Military commissions have historically been used to try violations of the law of war, and today saw the fourth preliminary hearing before a military commission this week for defendants held at Guantanamo Bay.
Al-Qosi entered the courtroom and took his seat next to his translator and his detailed defense counsel Air Force Lieutenant Colonel Sharon Shaffer. Presiding Officer Colonel Peter Brownback and the rest of the panel members entered the courtroom shortly thereafter.
Brownback proceeded to swear the members of the panel as to their duties before the commission. He then addressed comments to al-Qosi asking him if he wished to be represented by Lt. Col Shaffer. Al-Qosi, speaking through a translator, replied that he did but suggested that she might want an additional counsel.
Shaffer was then asked about her involvement in al-Qosis case whereupon she gave a chronology from being detailed to the case in February of 2004 through her request to be taken off the case due to a reassignment as the deputy chief trial judge of the Air Force. Her list concluded with the announcement that she had been notified this week that her conflict had been resolved and that she would be able to continue as defense counsel while the new assignment would be held for her.
Brownback then asked if she was prepared to conduct voir dire. Voir dire is an opportunity afforded at the presiding officers discretion to both the prosecution and defense to determine whether a commission panel member is qualified to impartially try the case.

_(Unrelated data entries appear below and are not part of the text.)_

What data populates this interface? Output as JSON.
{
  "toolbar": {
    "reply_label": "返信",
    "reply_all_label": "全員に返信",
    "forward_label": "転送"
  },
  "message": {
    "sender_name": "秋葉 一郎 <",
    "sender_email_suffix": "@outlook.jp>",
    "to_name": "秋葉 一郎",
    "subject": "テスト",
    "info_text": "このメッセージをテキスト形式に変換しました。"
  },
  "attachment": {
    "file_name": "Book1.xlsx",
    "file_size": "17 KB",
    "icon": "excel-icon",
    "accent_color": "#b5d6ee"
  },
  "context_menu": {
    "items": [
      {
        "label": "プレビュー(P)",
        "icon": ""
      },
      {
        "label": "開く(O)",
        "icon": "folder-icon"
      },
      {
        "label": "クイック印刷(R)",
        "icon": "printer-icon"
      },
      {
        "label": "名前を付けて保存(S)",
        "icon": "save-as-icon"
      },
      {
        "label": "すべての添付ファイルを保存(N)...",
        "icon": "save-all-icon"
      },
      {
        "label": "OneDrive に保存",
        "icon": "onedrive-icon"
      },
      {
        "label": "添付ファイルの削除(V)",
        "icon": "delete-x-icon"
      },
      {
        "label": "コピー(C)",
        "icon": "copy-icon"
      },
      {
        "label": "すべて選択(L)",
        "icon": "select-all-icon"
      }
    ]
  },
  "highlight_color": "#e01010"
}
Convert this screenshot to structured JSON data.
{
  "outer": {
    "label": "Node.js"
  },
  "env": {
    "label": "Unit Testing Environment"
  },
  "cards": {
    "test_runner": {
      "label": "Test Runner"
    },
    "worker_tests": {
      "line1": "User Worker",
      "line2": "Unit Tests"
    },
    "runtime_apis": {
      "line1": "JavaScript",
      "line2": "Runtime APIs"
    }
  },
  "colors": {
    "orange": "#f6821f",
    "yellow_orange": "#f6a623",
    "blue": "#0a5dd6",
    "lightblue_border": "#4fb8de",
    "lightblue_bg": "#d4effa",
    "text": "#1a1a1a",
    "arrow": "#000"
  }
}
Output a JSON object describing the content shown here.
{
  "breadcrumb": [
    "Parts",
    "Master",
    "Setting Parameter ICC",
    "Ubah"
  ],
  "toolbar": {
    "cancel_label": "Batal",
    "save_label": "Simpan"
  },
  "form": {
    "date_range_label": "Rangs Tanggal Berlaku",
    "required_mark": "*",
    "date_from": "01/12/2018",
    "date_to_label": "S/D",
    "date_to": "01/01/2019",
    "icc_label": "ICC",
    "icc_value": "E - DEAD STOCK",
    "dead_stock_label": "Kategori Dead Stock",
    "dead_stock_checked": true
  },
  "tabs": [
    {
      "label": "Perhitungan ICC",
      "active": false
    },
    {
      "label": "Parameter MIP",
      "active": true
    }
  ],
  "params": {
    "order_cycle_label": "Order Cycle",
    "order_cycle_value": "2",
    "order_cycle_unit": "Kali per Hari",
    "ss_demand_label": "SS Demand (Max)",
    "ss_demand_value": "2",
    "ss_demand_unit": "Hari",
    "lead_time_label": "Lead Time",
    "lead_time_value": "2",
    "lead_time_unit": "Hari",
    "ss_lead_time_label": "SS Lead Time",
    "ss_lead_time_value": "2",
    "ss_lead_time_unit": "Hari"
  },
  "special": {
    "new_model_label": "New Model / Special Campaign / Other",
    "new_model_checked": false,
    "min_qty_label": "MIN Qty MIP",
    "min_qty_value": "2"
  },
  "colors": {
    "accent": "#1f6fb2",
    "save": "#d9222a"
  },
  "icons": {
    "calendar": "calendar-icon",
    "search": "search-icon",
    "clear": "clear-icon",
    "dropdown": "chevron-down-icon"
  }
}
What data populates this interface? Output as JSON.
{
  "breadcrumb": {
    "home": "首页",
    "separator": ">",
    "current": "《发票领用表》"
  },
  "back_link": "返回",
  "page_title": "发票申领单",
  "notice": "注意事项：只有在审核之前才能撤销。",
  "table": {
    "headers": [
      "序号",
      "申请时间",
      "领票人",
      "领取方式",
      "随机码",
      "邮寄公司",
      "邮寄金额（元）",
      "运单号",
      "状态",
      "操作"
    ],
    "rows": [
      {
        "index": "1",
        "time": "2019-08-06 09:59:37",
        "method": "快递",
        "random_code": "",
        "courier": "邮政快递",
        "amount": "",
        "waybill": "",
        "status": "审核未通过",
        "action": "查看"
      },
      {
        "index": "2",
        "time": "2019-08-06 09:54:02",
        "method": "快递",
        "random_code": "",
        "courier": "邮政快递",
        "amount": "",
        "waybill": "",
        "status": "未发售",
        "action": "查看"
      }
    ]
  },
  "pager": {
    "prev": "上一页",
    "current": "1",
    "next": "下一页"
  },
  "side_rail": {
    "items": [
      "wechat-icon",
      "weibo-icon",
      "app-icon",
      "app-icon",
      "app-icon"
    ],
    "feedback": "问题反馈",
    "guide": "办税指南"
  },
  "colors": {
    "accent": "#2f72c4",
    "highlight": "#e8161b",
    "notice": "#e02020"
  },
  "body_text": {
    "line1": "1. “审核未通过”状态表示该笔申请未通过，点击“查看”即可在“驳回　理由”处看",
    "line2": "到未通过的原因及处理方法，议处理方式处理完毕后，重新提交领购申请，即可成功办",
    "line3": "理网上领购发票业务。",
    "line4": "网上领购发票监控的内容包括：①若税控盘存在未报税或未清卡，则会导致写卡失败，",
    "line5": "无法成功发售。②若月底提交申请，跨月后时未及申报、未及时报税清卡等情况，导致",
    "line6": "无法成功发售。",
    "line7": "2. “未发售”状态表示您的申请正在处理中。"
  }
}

Shaffer said that she had not had an opportunity to prepare since she had been preparing to assume different duties for the past few weeks. Brownback then conferred with the defense and prosecution and set a date of October 4th for the voir dire and a preliminary hearing date of December 7th. As there was no more business the commission could conduct, he declared the commission in recess.
The recess in this case brought to a close a week that saw four preliminary hearings in cases for detainees held at Guantanamo Bay as enemy combatants in the war on terror. Two hearings this week resulted in trial dates being set with Brownback granting a continuance in a third and the fourth being interrupted when the detainee asked to represent himself. An additional 11 detainees have been deemed eligible for trial by military commission for violations of the law of war. Their cases are in development with charges expected in at least one case soon.